Expressions - 2
Do you remember how much fun we had with the funny expressions that grown-ups use sometimes? I still have a few more that I want to share with you. Here they are:
To pass out (in French, “To fall in the apples”): when I hear that, I always imagine a big pile of apples tumbling down because someone falls in them. But it means passing out. I have a friend who fell in the playground, hurt himself badly and was bleeding. We quickly sat him on a chair so he wouldn't ‘fall in the apples’.
To be very clear (in French, “To put the dots on the Is”): at school, dots and accents bother me. But here, it has nothing to do with that. When grown-ups “put the dots on the Is” in French, it means they state things very clearly: mommy “put the dots on the Is” the other day: no more watching TV at snack time.
My little finger told me (in English, “A little bird told me”): Mrs. Jeanne used to say that every now and then when I was in her class in preschool. And I always looked at her little finger to try to see what was so special about it. But Mommy explained to me that this was Mrs. Jeanne's way of saying that she knew something but didn't want to say how she had come to know about it. For example, when you disobeyed and someone was going to turn you down, sometimes she would say, ‘I know you didn't put your papers in the trash during the break, my little finger told me’.

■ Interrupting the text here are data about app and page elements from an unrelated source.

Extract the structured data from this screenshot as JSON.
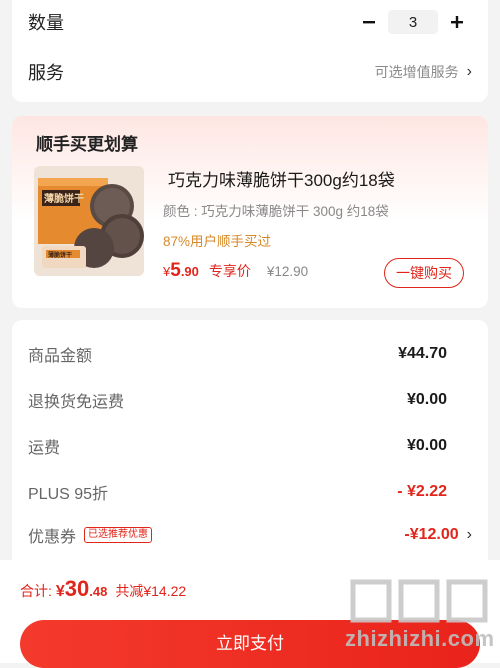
{
  "quantity": {
    "label": "数量",
    "value": "3",
    "minus_icon": "minus-icon",
    "plus_icon": "plus-icon"
  },
  "service": {
    "label": "服务",
    "hint": "可选增值服务"
  },
  "bundle": {
    "title": "顺手买更划算",
    "product": {
      "name": "巧克力味薄脆饼干300g约18袋",
      "color_text": "颜色 : 巧克力味薄脆饼干 300g 约18袋",
      "buy_rate": "87%用户顺手买过",
      "price_symbol": "¥",
      "price_int": "5",
      "price_dec": ".90",
      "exclusive_tag": "专享价",
      "original_price": "¥12.90",
      "buy_button": "一键购买",
      "image_text": "薄脆饼干",
      "image_text2": "薄脆饼干"
    }
  },
  "summary": {
    "rows": [
      {
        "label": "商品金额",
        "value": "¥44.70"
      },
      {
        "label": "退换货免运费",
        "value": "¥0.00"
      },
      {
        "label": "运费",
        "value": "¥0.00"
      },
      {
        "label": "PLUS 95折",
        "value": "- ¥2.22"
      },
      {
        "label": "优惠券",
        "badge": "已选推荐优惠",
        "value": "-¥12.00"
      }
    ]
  },
  "footer": {
    "total_label": "合计:",
    "total_symbol": "¥",
    "total_int": "30",
    "total_dec": ".48",
    "reduce_text": "共减¥14.22",
    "pay_button": "立即支付"
  },
  "watermark": {
    "text": "zhizhizhi.com"
  },
  "colors": {
    "accent": "#e1251b",
    "orange": "#d88a2a",
    "bg": "#f3f3f3"
  }
}
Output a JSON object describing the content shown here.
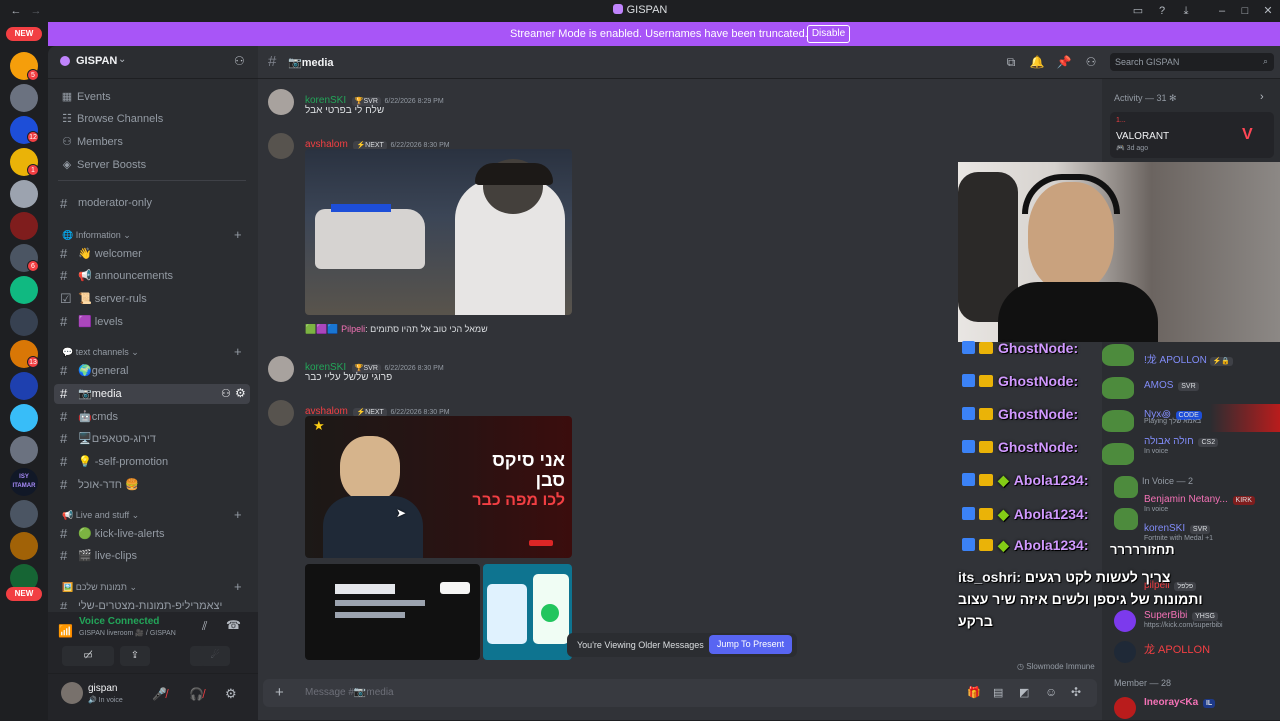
{
  "window": {
    "title": "GISPAN"
  },
  "banner": {
    "text": "Streamer Mode is enabled. Usernames have been truncated.",
    "button": "Disable"
  },
  "rail": {
    "new_top": "NEW",
    "new_bottom": "NEW",
    "badges": [
      "5",
      "12",
      "1",
      "6",
      "13"
    ],
    "itamar_label": "ISY ITAMAR"
  },
  "server": {
    "name": "GISPAN"
  },
  "nav": [
    {
      "icon": "calendar-icon",
      "label": "Events"
    },
    {
      "icon": "browse-icon",
      "label": "Browse Channels"
    },
    {
      "icon": "members-icon",
      "label": "Members"
    },
    {
      "icon": "boost-icon",
      "label": "Server Boosts"
    }
  ],
  "channels": {
    "moderator": "moderator-only",
    "cat_information": "Information",
    "welcomer": "welcomer",
    "announcements": "announcements",
    "server_ruls": "server-ruls",
    "levels": "levels",
    "cat_text": "text channels",
    "general": "general",
    "media": "media",
    "cmds": "cmds",
    "drug": "דירוג-סטאפים",
    "promo": "-self-promotion",
    "kitchen": "חדר-אוכל",
    "cat_live": "Live and stuff",
    "kick_alerts": "kick-live-alerts",
    "live_clips": "live-clips",
    "cat_photos": "תמונות שלכם",
    "cut_off": "יצאמריליפ-תמונות-מצטרים-שלי"
  },
  "voice": {
    "status": "Voice Connected",
    "location": "GISPAN liveroom 🎥 / GISPAN"
  },
  "user": {
    "name": "gispan",
    "status": "In voice"
  },
  "chat": {
    "channel": "media",
    "search_placeholder": "Search GISPAN",
    "messages": [
      {
        "author": "korenSKI",
        "tag": "SVR",
        "time": "6/22/2026 8:29 PM",
        "text": "שלח לי בפרטי אבל"
      },
      {
        "author": "avshalom",
        "tag": "NEXT",
        "time": "6/22/2026 8:30 PM",
        "caption_name": "Pilpeli",
        "caption": "שמאל הכי טוב אל תהיו סתומים"
      },
      {
        "author": "korenSKI",
        "tag": "SVR",
        "time": "6/22/2026 8:30 PM",
        "text": "פרוגי שלשל עליי כבר"
      },
      {
        "author": "avshalom",
        "tag": "NEXT",
        "time": "6/22/2026 8:30 PM"
      }
    ],
    "embed_text": [
      "אני סיקס",
      "סבן",
      "לכו מפה כבר"
    ],
    "older_text": "You're Viewing Older Messages",
    "jump": "Jump To Present",
    "composer_placeholder": "Message #📷media",
    "slowmode": "Slowmode Immune"
  },
  "activity": {
    "header": "Activity — 31",
    "game": "VALORANT",
    "ago": "3d ago",
    "pre": "1..."
  },
  "overlay": {
    "rows": [
      {
        "name": "GhostNode:",
        "icons": 2
      },
      {
        "name": "GhostNode:",
        "icons": 2
      },
      {
        "name": "GhostNode:",
        "icons": 2
      },
      {
        "name": "GhostNode:",
        "icons": 2
      },
      {
        "name": "Abola1234:",
        "icons": 3
      },
      {
        "name": "Abola1234:",
        "icons": 3
      },
      {
        "name": "Abola1234:",
        "icons": 3
      }
    ],
    "tail": "תחזוררררר",
    "oshri_name": "its_oshri:",
    "oshri_line1": "צריך לעשות לקט רגעים",
    "oshri_line2": "ותמונות של גיספן ולשים איזה שיר עצוב",
    "oshri_line3": "ברקע"
  },
  "members": {
    "in_voice_group": "In Voice — 2",
    "member_group": "Member — 28",
    "list": [
      {
        "name": "!龙 APOLLON",
        "tag": "",
        "sub": ""
      },
      {
        "name": "AMOS",
        "tag": "SVR",
        "sub": ""
      },
      {
        "name": "Nyx꩜",
        "tag": "CODE",
        "sub": "Playing באמא שלך"
      },
      {
        "name": "חולה אבולה",
        "tag": "CS2",
        "sub": "In voice"
      },
      {
        "name": "Benjamin Netany...",
        "tag": "KIRK",
        "sub": "In voice"
      },
      {
        "name": "korenSKI",
        "tag": "SVR",
        "sub": "Fortnite with Medal +1"
      },
      {
        "name": "pilpeli",
        "tag": "פלפל",
        "sub": ""
      },
      {
        "name": "SuperBibi",
        "tag": "YHSG",
        "sub": "https://kick.com/superbibi"
      },
      {
        "name": "龙 APOLLON",
        "tag": "",
        "sub": ""
      },
      {
        "name": "Ineoray<Ka",
        "tag": "IL",
        "sub": ""
      }
    ]
  },
  "colors": {
    "accent": "#5865f2",
    "banner": "#a855f7",
    "green": "#23a559",
    "overlay_name": "#d199ff"
  }
}
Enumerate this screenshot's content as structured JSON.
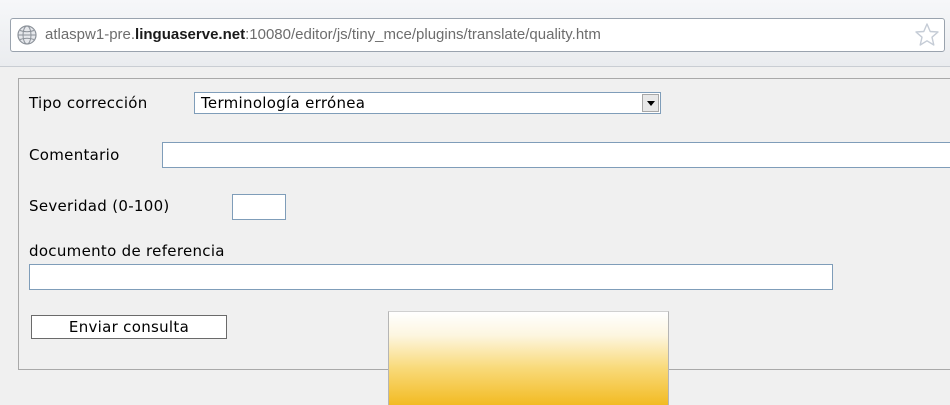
{
  "address_bar": {
    "url_prefix": "atlaspw1-pre.",
    "url_domain": "linguaserve.net",
    "url_suffix": ":10080/editor/js/tiny_mce/plugins/translate/quality.htm"
  },
  "form": {
    "tipo_label": "Tipo corrección",
    "tipo_value": "Terminología errónea",
    "comentario_label": "Comentario",
    "comentario_value": "",
    "severidad_label": "Severidad (0-100)",
    "severidad_value": "",
    "referencia_label": "documento de referencia",
    "referencia_value": "",
    "submit_label": "Enviar consulta"
  }
}
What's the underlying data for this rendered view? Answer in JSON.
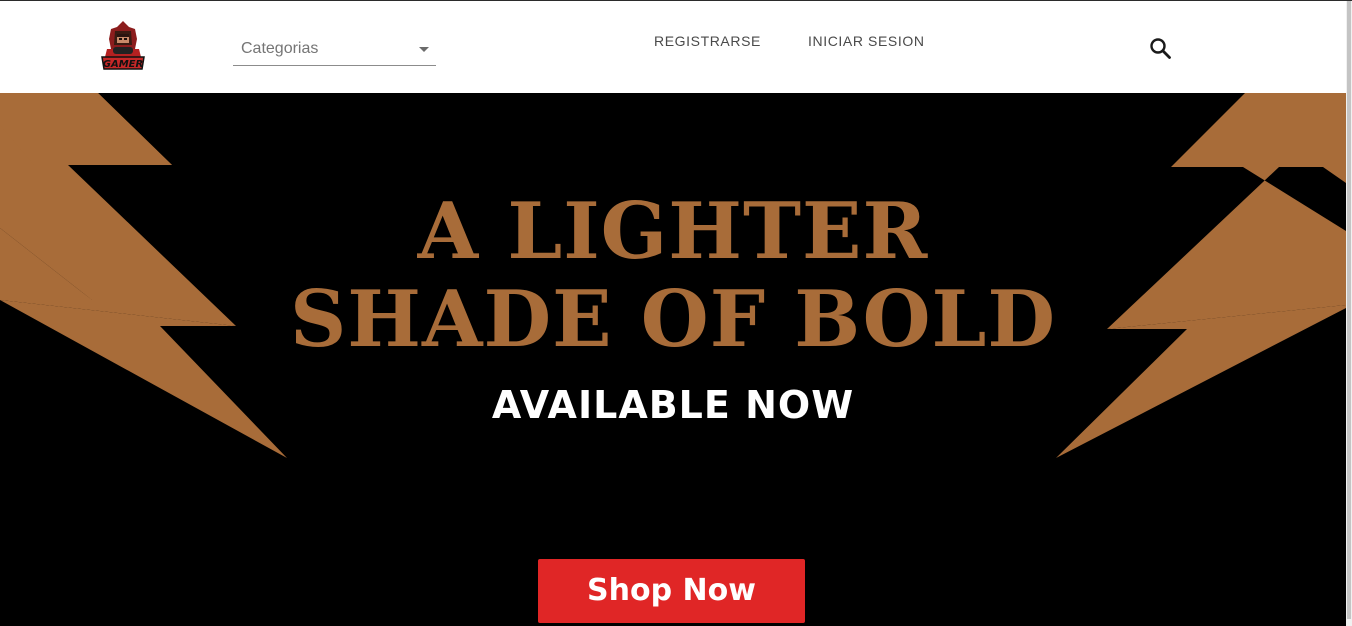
{
  "header": {
    "logo_text": "GAMER",
    "categories_select": {
      "selected": "Categorias"
    },
    "nav": {
      "register_label": "REGISTRARSE",
      "login_label": "INICIAR SESION"
    },
    "search_icon": "search-icon"
  },
  "hero": {
    "headline_line1": "A LIGHTER",
    "headline_line2": "SHADE OF BOLD",
    "subheadline": "AVAILABLE NOW",
    "cta_label": "Shop Now"
  },
  "colors": {
    "accent_copper": "#a86c39",
    "cta_red": "#e02626",
    "hero_background": "#000000",
    "header_background": "#ffffff"
  }
}
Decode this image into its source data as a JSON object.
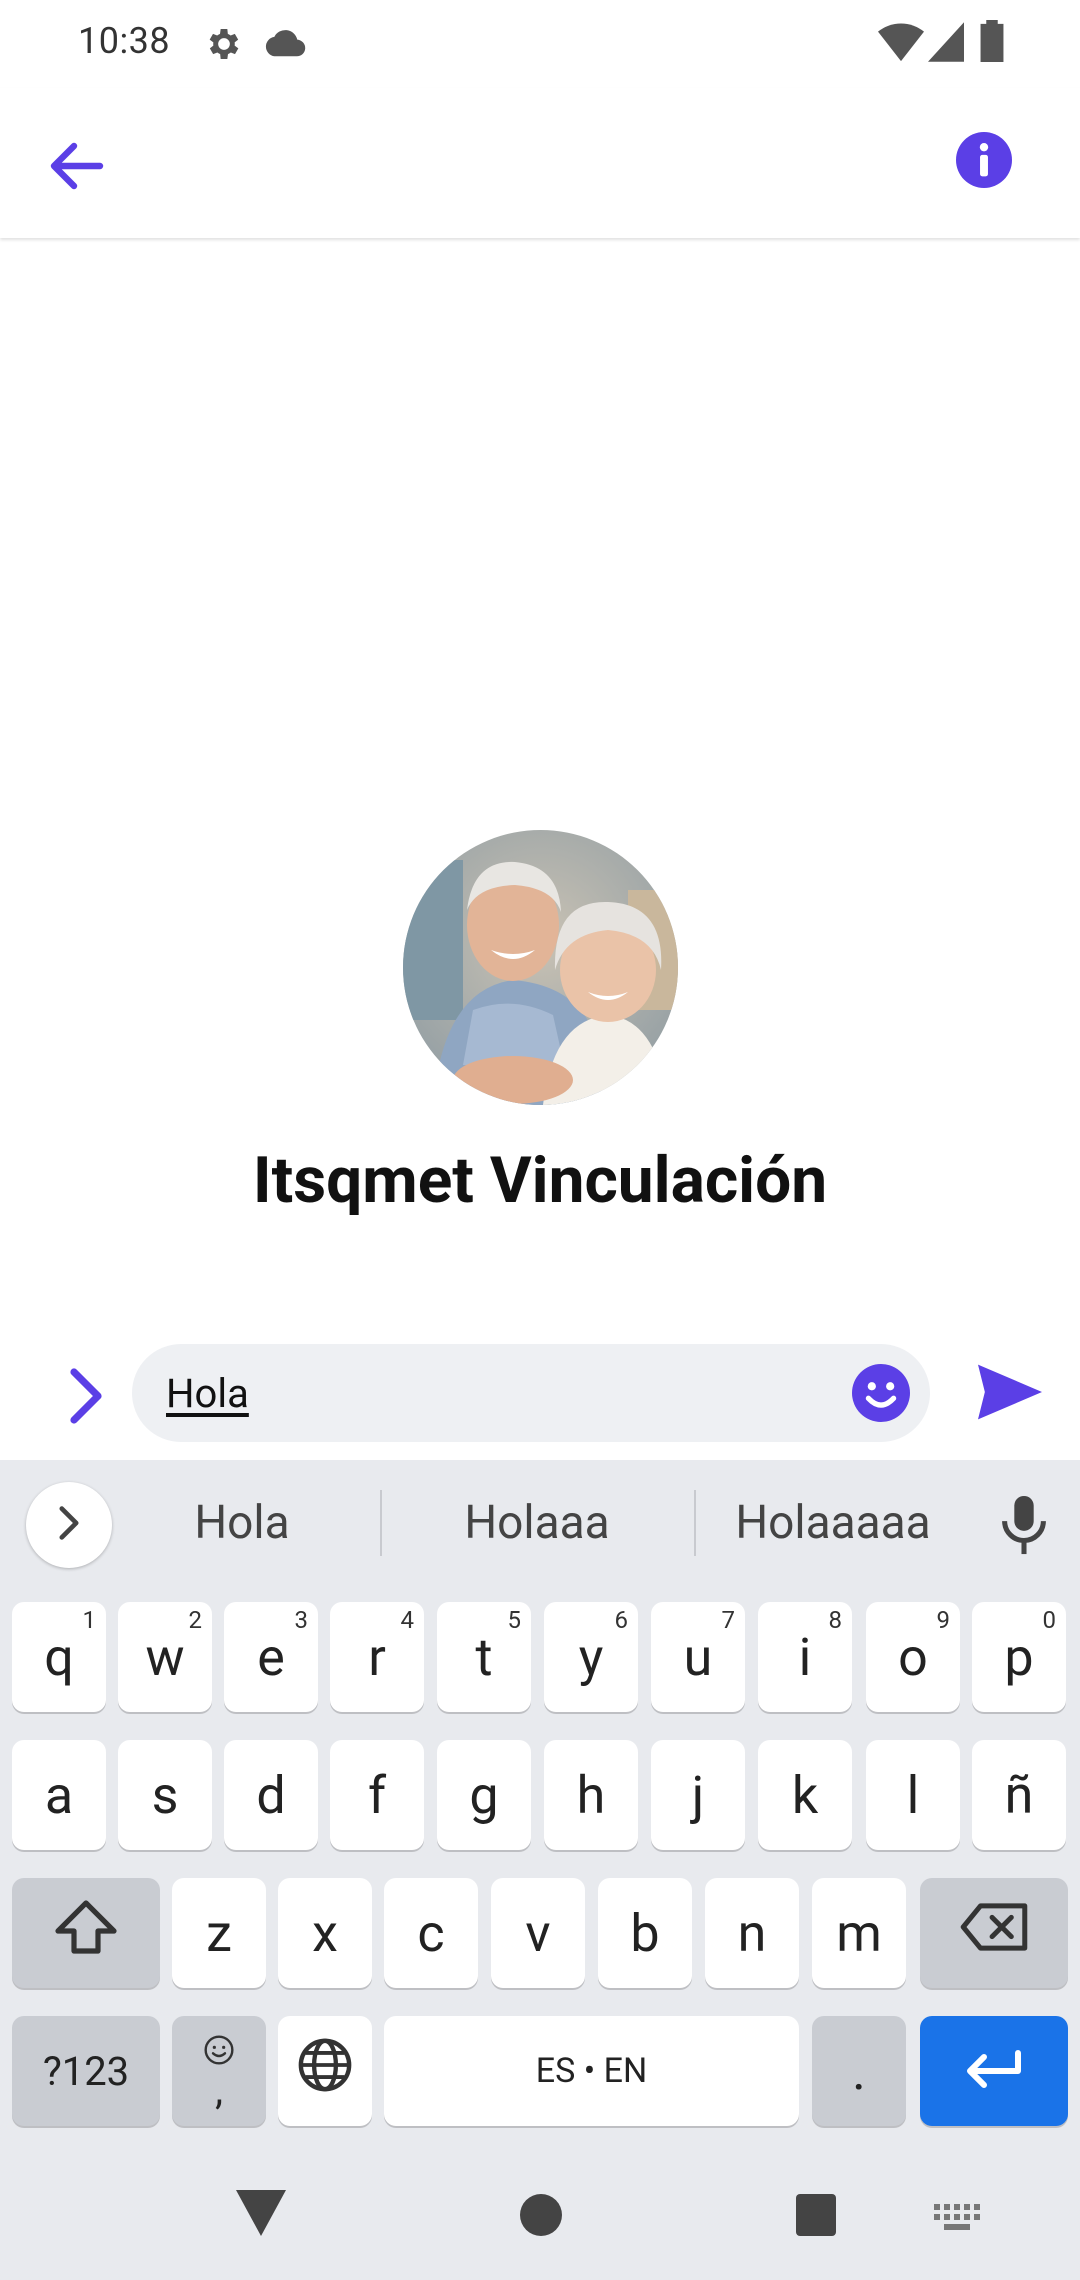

Jumping from one topic to another (in French, “Going from rooster to donkey”): that's a really weird expression. I don't know why grown-ups chose those animals. Probably because they don't look alike. Going from rooster to donkey means that one person moves suddenly from one thing to another in a conversation. For example, when mommy says to me ‘Ptit Bunny, don't forget to clean up your room’ while I'm explaining my day to her, she really goes from rooster to donkey!
It’s raining cats and dogs (in French, “It’s raining cords”): it just means it's raining really hard. But I prefer another expression that I once heard at my grandpa's house: "it's raining like a cow pissing", but I'm not sure that's very polite.
Walls have ears: the first time I heard that sentence, it scared me a little to think that walls have ears. All walls? And where are their ears then? But then I got an explanation: it means that someone could hear what we say. For example, if I want to do something mischievous with my little brother, I have to explain it to him whispering, because walls have ears, meaning my mommy or someone else could hear it.
To do exactly as you are told (in French, “To obey to the finger and the eye”). Like when I want to be really nice, I obey to the finger and the eye.
To be wrong, to make a mistake (in French, “To put your finger in your eye”). It hurts. But when grown-ups say ‘I put my finger in my eye’, it's not the same thing! It just means to be wrong.
To not bite your tongue (in French, “Not having your tongue in your pocket”): that's really weird too. It's when you're not shy, that you speak your mind, and that you're able to reply quickly and easily.
Easy as pie (in French, “Fingers in the nose”): the first time I heard a grown-up say ‘you're going to do this fingers in the nose’, I thought ‘I really don't think that's a good idea’. I must have looked very surprised because Mommy laughed and said, ‘Ptit Bunny, fingers in the nose, it means easily’. I thought about it and then I said, ‘My dictation: fingers in the nose! ’ And we had a good laugh.
Learning can be a lot of fun!